Hi Dr Laura,
As we were sitting around the dinner table the other night, my 12-year old turned to me and asked,
"Mom, what did you want to be when you grew up?"
Without hesitation I said, "I always wanted to be a mom with two boys."
He laughed and said, "No mom, what did you want to be?"
My 14-year old son chimed in asking if I wanted to be a doctor or a lawyer. He remembered I had a degree in Economics and asked if I wanted to be an Economist.
Again, I said, "No, I wanted to be a mom with two boys."
It really was my dream to have a wonderful husband who would provide for us while I stayed at home with my two boys. I didn't want girls because I knew I would never able to fix their hair properly. I wanted two, crazy, testosterone-driven boys. God gave me all of this, and yet my children were in disbelief as to what I wanted to be when I grew up.
My 12-year old asked again, "Mom, really, what did you want to be?"
I said, "Being a mom is the best job in the world. Why would anyone want to be anything else? I love being a mom. You guys make my life happy and I love going to work."
There was quite a bit of eye-rolling as I said this. They couldn't believe anyone would just want to be a mom. I think they expected me to have "bigger" ambitions. They didn't understand that being a mom was most important job any woman would ever experience. They didn't get being at all their school functions and sport activities was so much fun for me. They didn't comprehend that helping them with homework and making sure they were loved and acknowledged was the most demanding job in the world.
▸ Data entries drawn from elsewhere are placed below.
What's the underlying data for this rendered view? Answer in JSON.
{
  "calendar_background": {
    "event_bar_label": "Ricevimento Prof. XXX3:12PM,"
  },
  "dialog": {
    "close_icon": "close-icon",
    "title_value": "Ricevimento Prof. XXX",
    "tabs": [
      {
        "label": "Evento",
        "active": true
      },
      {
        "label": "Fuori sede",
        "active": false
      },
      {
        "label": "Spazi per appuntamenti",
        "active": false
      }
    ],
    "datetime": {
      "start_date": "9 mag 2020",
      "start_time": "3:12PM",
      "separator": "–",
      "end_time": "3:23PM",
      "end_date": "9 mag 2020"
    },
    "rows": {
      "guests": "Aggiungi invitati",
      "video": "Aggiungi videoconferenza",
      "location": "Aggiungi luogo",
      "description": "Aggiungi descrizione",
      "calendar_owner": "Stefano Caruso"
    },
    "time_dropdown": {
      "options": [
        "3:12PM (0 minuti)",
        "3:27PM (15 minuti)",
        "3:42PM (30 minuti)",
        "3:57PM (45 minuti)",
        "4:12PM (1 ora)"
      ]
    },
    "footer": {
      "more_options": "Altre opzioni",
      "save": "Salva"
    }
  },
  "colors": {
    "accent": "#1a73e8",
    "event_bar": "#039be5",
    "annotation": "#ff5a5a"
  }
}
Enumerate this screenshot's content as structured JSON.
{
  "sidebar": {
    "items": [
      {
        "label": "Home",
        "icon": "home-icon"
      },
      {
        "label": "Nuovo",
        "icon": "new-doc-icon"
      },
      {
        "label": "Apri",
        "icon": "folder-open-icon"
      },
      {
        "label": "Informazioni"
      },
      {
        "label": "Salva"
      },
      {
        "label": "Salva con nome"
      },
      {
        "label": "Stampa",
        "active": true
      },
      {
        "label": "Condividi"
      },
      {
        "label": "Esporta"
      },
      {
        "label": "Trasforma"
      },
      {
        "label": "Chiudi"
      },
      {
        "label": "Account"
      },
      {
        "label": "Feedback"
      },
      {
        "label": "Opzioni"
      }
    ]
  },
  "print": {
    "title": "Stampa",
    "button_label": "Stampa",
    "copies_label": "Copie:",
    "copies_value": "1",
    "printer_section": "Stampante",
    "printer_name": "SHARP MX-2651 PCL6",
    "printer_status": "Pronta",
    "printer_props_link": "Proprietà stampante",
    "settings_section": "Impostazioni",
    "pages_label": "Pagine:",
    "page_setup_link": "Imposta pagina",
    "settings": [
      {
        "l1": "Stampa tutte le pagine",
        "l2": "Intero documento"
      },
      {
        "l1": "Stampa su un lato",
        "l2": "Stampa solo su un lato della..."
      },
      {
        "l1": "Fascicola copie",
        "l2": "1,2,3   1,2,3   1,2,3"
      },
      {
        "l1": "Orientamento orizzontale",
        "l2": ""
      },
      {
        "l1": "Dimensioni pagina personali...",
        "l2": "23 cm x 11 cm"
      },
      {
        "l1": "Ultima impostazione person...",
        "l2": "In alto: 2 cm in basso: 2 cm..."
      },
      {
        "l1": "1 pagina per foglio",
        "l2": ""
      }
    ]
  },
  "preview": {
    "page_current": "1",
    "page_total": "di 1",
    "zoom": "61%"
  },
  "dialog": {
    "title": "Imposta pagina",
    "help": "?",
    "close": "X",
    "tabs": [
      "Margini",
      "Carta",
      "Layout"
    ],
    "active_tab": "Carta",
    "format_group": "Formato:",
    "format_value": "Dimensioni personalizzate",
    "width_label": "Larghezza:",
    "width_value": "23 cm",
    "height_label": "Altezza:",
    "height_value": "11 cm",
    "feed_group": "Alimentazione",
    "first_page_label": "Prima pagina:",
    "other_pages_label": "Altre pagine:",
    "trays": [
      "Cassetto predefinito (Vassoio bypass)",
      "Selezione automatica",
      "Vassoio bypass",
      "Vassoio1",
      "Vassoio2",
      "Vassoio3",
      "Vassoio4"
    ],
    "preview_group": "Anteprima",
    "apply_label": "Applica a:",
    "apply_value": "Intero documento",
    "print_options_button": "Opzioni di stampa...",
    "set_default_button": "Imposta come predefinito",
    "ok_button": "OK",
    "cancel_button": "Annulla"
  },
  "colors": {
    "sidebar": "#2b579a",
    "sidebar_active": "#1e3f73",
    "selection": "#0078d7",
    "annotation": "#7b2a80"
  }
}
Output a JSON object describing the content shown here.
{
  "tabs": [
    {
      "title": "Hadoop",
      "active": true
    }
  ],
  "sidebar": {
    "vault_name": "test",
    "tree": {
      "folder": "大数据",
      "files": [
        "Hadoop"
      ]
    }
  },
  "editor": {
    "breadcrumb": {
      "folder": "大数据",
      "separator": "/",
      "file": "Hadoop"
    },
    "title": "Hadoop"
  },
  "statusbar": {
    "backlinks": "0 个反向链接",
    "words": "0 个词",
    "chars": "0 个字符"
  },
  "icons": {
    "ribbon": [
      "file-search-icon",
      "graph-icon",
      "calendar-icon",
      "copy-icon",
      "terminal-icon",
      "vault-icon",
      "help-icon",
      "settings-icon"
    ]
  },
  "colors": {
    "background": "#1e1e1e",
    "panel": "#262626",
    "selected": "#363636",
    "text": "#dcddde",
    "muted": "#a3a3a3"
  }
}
They just thought a MOM was not enough.
As we finished dinner, my youngest was going to try and pin me down one more time. "Mom, what kind of job did you want where you would get a paycheck every week?"
I told him payments can come in different forms and I didn't need to be paid in cash to have a job. There are other ways for people to get paid like in compliments or self satisfaction.
Looking confused and defeated, he gave me a kiss and hug and said, "Well, I am glad you are my mom."
As he walked away, I smiled to myself thinking I had done a great job at the office today. And what about the paycheck, you ask? Can one really put a price tag on a kiss, hug and compliment from a 12-year old boy that calls you MOM? Or should we just say priceless?